=== Work instructions ===
Make an exact copy of the entries below and leave any picture out of it.

=== Data in this exercise ===
===============

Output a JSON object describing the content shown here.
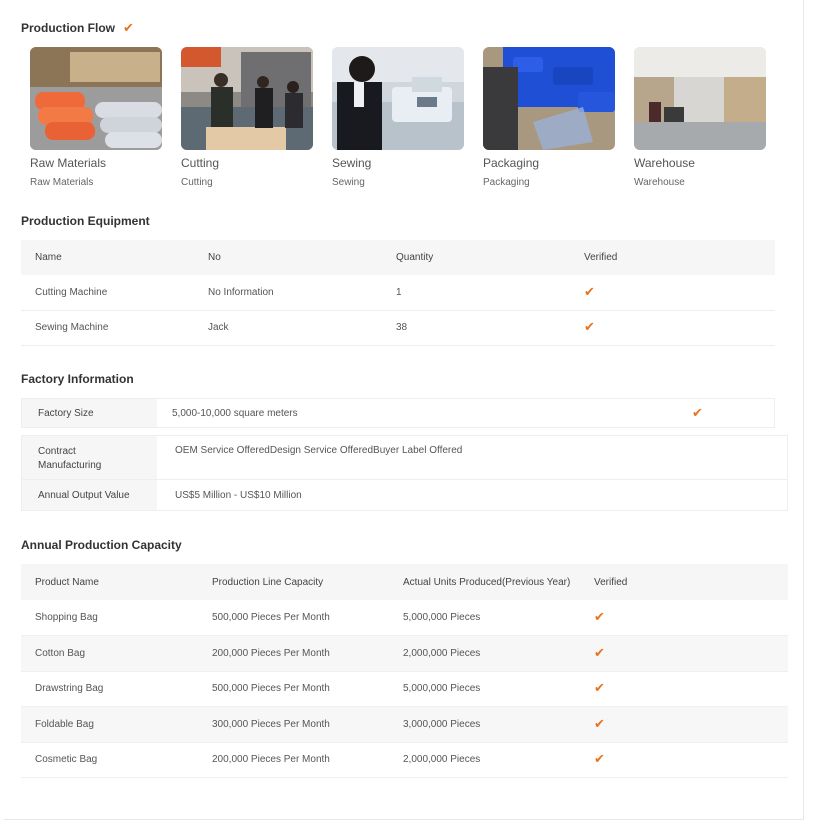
{
  "production_flow": {
    "title": "Production Flow",
    "verified_icon": "check-icon",
    "accent_color": "#e5731f",
    "steps": [
      {
        "label": "Raw Materials",
        "sub": "Raw Materials"
      },
      {
        "label": "Cutting",
        "sub": "Cutting"
      },
      {
        "label": "Sewing",
        "sub": "Sewing"
      },
      {
        "label": "Packaging",
        "sub": "Packaging"
      },
      {
        "label": "Warehouse",
        "sub": "Warehouse"
      }
    ]
  },
  "equipment": {
    "title": "Production Equipment",
    "headers": {
      "name": "Name",
      "no": "No",
      "quantity": "Quantity",
      "verified": "Verified"
    },
    "rows": [
      {
        "name": "Cutting Machine",
        "no": "No Information",
        "quantity": "1",
        "verified": "✔"
      },
      {
        "name": "Sewing Machine",
        "no": "Jack",
        "quantity": "38",
        "verified": "✔"
      }
    ]
  },
  "factory_info": {
    "title": "Factory Information",
    "size": {
      "label": "Factory Size",
      "value": "5,000-10,000 square meters",
      "verified": "✔"
    },
    "contract": {
      "label": "Contract Manufacturing",
      "value": "OEM Service OfferedDesign Service OfferedBuyer Label Offered"
    },
    "output": {
      "label": "Annual Output Value",
      "value": "US$5 Million - US$10 Million"
    }
  },
  "capacity": {
    "title": "Annual Production Capacity",
    "headers": {
      "product": "Product Name",
      "line": "Production Line Capacity",
      "actual": "Actual Units Produced(Previous Year)",
      "verified": "Verified"
    },
    "rows": [
      {
        "product": "Shopping Bag",
        "line": "500,000 Pieces Per Month",
        "actual": "5,000,000 Pieces",
        "verified": "✔"
      },
      {
        "product": "Cotton Bag",
        "line": "200,000 Pieces Per Month",
        "actual": "2,000,000 Pieces",
        "verified": "✔"
      },
      {
        "product": "Drawstring Bag",
        "line": "500,000 Pieces Per Month",
        "actual": "5,000,000 Pieces",
        "verified": "✔"
      },
      {
        "product": "Foldable Bag",
        "line": "300,000 Pieces Per Month",
        "actual": "3,000,000 Pieces",
        "verified": "✔"
      },
      {
        "product": "Cosmetic Bag",
        "line": "200,000 Pieces Per Month",
        "actual": "2,000,000 Pieces",
        "verified": "✔"
      }
    ]
  }
}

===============

=== Answer to this task ===
Output a JSON object describing the content shown here.
{
  "production_flow": {
    "title": "Production Flow",
    "verified_icon": "check-icon",
    "accent_color": "#e5731f",
    "steps": [
      {
        "label": "Raw Materials",
        "sub": "Raw Materials"
      },
      {
        "label": "Cutting",
        "sub": "Cutting"
      },
      {
        "label": "Sewing",
        "sub": "Sewing"
      },
      {
        "label": "Packaging",
        "sub": "Packaging"
      },
      {
        "label": "Warehouse",
        "sub": "Warehouse"
      }
    ]
  },
  "equipment": {
    "title": "Production Equipment",
    "headers": {
      "name": "Name",
      "no": "No",
      "quantity": "Quantity",
      "verified": "Verified"
    },
    "rows": [
      {
        "name": "Cutting Machine",
        "no": "No Information",
        "quantity": "1",
        "verified": "✔"
      },
      {
        "name": "Sewing Machine",
        "no": "Jack",
        "quantity": "38",
        "verified": "✔"
      }
    ]
  },
  "factory_info": {
    "title": "Factory Information",
    "size": {
      "label": "Factory Size",
      "value": "5,000-10,000 square meters",
      "verified": "✔"
    },
    "contract": {
      "label": "Contract Manufacturing",
      "value": "OEM Service OfferedDesign Service OfferedBuyer Label Offered"
    },
    "output": {
      "label": "Annual Output Value",
      "value": "US$5 Million - US$10 Million"
    }
  },
  "capacity": {
    "title": "Annual Production Capacity",
    "headers": {
      "product": "Product Name",
      "line": "Production Line Capacity",
      "actual": "Actual Units Produced(Previous Year)",
      "verified": "Verified"
    },
    "rows": [
      {
        "product": "Shopping Bag",
        "line": "500,000 Pieces Per Month",
        "actual": "5,000,000 Pieces",
        "verified": "✔"
      },
      {
        "product": "Cotton Bag",
        "line": "200,000 Pieces Per Month",
        "actual": "2,000,000 Pieces",
        "verified": "✔"
      },
      {
        "product": "Drawstring Bag",
        "line": "500,000 Pieces Per Month",
        "actual": "5,000,000 Pieces",
        "verified": "✔"
      },
      {
        "product": "Foldable Bag",
        "line": "300,000 Pieces Per Month",
        "actual": "3,000,000 Pieces",
        "verified": "✔"
      },
      {
        "product": "Cosmetic Bag",
        "line": "200,000 Pieces Per Month",
        "actual": "2,000,000 Pieces",
        "verified": "✔"
      }
    ]
  }
}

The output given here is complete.